Scan the records for "true" and copy each line that contains it.

━━━━━ RECORDS SHOWN ━━━━━

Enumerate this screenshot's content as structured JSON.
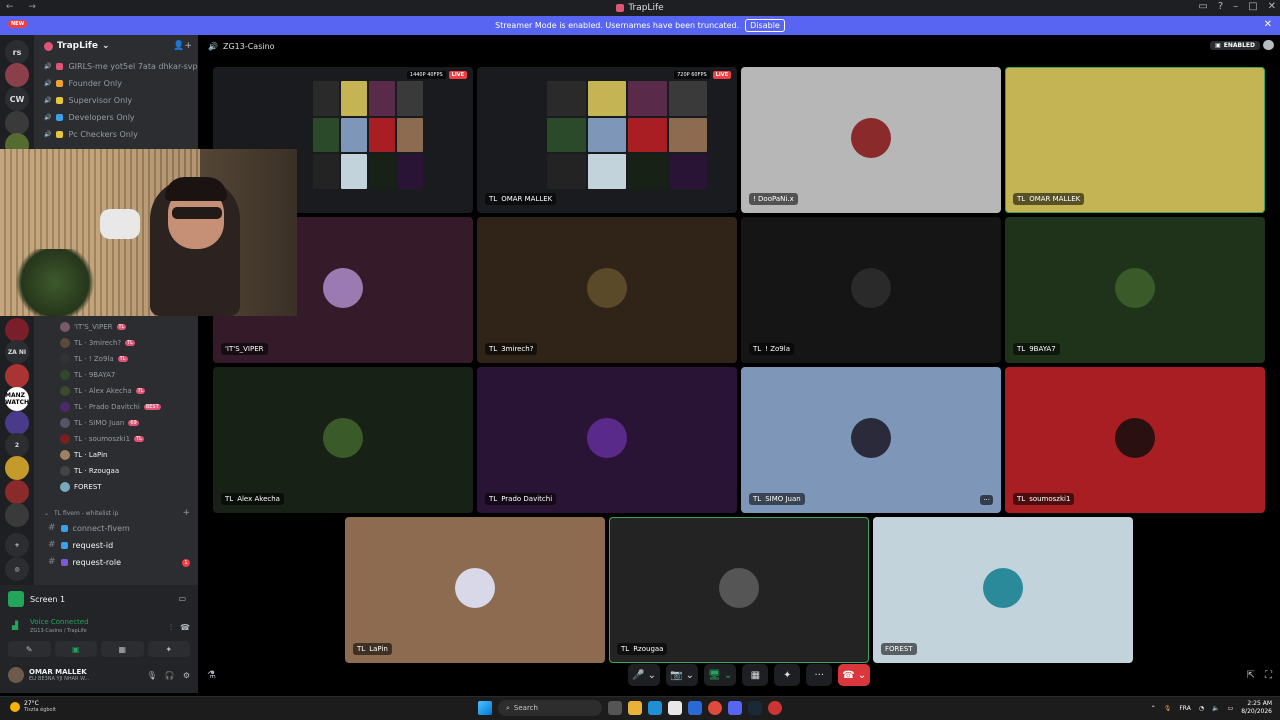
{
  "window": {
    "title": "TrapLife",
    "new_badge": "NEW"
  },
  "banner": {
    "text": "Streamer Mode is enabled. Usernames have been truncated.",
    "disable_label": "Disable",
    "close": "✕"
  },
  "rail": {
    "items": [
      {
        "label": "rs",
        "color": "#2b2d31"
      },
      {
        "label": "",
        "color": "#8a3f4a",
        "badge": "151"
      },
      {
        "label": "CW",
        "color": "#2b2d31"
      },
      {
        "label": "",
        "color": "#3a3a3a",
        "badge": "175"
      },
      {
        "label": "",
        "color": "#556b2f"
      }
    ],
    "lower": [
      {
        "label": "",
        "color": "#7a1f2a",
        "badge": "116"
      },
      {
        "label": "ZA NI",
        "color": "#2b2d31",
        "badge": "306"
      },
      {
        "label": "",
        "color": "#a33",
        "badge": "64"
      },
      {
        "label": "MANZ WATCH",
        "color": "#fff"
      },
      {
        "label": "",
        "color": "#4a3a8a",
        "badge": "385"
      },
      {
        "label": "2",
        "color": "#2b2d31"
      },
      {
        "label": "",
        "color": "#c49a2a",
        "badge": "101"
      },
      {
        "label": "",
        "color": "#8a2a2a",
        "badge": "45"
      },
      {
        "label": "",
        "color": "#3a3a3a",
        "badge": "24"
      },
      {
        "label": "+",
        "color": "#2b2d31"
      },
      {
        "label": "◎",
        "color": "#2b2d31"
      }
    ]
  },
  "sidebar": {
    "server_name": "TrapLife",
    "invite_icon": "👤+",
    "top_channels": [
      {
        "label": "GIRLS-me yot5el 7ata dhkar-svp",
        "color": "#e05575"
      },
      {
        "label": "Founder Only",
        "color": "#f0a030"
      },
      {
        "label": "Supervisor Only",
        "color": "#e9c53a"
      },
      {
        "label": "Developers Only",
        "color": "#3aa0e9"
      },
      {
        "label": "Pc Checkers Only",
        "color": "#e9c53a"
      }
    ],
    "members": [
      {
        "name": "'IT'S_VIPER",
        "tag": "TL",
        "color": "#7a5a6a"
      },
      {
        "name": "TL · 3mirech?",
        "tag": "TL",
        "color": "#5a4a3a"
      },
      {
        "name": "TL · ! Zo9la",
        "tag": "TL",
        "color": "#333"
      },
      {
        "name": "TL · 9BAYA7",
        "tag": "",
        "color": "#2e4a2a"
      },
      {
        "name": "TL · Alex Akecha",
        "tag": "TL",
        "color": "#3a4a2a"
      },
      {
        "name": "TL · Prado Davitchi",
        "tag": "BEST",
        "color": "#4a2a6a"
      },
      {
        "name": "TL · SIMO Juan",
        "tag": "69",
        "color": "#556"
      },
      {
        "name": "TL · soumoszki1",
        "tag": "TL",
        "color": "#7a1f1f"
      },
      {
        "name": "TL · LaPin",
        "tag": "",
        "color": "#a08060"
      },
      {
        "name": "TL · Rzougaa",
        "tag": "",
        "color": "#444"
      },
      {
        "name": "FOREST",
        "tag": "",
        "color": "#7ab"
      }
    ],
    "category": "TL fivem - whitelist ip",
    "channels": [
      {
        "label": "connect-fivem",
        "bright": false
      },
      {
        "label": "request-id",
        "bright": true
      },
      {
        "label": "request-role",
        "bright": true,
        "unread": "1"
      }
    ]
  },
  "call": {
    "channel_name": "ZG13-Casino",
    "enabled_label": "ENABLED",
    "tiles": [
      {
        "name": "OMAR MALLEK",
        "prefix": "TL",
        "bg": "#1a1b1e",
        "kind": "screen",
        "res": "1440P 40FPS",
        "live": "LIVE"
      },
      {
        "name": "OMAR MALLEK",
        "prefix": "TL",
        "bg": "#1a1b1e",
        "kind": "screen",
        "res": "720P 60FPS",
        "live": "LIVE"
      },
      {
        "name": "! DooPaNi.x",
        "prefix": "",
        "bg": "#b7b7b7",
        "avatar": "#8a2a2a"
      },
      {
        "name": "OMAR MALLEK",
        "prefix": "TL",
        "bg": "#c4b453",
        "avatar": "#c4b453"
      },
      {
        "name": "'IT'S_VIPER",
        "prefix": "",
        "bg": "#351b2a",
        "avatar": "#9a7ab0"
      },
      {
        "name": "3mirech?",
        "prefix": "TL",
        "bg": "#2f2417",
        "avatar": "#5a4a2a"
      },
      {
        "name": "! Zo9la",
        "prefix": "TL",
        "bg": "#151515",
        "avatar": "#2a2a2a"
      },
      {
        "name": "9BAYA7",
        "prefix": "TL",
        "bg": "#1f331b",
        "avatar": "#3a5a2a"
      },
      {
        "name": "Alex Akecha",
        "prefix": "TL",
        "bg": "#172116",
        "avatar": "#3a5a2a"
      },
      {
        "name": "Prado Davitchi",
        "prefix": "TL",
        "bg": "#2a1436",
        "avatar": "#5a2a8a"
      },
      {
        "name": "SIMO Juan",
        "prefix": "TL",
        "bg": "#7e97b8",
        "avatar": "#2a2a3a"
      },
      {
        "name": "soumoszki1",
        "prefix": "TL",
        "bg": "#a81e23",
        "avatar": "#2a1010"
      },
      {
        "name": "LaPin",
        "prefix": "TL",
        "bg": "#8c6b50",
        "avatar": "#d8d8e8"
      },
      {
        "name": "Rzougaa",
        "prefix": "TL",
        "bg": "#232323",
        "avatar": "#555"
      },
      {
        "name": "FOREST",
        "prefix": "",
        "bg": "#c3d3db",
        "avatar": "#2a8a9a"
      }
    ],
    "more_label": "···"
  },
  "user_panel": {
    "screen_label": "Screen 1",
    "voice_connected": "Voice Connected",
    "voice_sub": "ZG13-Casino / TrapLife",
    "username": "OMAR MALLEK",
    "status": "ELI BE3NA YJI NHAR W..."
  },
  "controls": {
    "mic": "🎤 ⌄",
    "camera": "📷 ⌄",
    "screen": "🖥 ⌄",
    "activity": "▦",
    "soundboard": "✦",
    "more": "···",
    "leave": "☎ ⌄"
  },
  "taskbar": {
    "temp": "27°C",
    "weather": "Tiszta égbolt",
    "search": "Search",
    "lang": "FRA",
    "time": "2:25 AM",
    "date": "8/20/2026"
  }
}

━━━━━
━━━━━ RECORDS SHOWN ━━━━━

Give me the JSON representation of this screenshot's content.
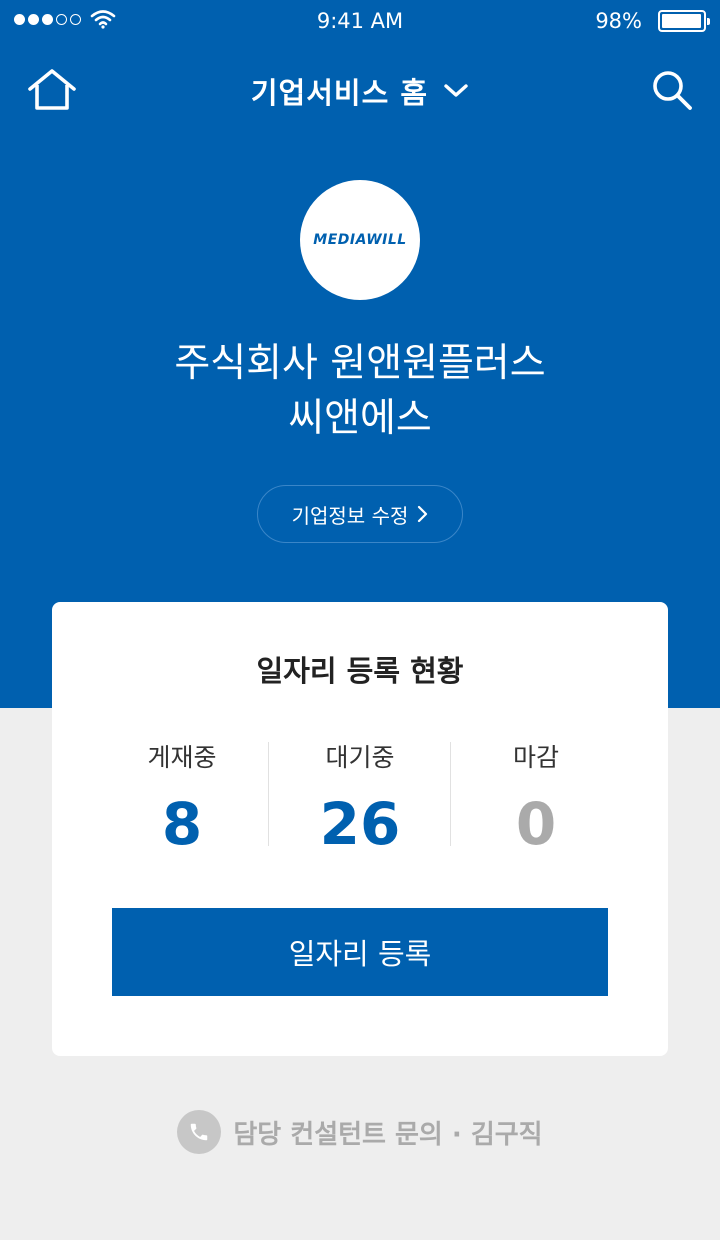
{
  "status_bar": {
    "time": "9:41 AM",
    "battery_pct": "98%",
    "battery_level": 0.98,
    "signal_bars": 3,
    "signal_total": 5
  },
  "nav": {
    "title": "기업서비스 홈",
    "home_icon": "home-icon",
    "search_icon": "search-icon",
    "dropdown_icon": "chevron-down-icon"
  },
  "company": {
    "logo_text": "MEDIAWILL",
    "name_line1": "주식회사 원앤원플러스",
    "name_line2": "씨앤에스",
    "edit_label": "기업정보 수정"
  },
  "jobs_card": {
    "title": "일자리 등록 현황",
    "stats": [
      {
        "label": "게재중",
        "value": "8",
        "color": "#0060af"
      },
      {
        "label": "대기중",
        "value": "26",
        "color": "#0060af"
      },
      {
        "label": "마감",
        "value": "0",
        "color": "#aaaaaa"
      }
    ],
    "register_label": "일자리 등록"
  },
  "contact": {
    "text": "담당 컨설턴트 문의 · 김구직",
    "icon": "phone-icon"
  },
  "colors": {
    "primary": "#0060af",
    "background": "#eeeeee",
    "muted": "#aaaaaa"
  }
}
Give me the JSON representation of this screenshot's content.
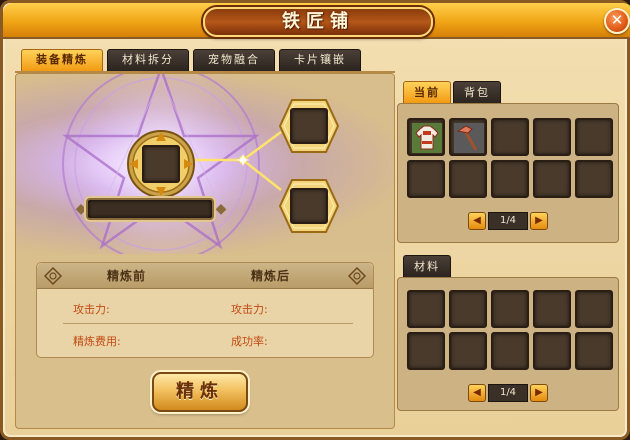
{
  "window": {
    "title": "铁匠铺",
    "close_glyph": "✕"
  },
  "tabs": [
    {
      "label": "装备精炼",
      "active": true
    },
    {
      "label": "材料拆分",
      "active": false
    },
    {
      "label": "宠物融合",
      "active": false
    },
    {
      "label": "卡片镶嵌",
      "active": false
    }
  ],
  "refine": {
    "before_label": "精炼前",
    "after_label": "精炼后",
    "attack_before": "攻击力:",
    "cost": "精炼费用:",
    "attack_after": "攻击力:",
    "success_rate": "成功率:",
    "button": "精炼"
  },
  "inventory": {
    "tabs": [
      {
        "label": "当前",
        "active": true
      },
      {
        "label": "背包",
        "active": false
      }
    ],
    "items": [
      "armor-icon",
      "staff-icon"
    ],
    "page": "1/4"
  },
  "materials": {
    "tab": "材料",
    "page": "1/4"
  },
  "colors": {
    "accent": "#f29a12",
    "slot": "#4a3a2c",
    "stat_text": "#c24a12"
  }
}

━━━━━

## SOLUTION FOR THIS TASK
        "bright": true
        "bright": true,
      "active": true
        "active": true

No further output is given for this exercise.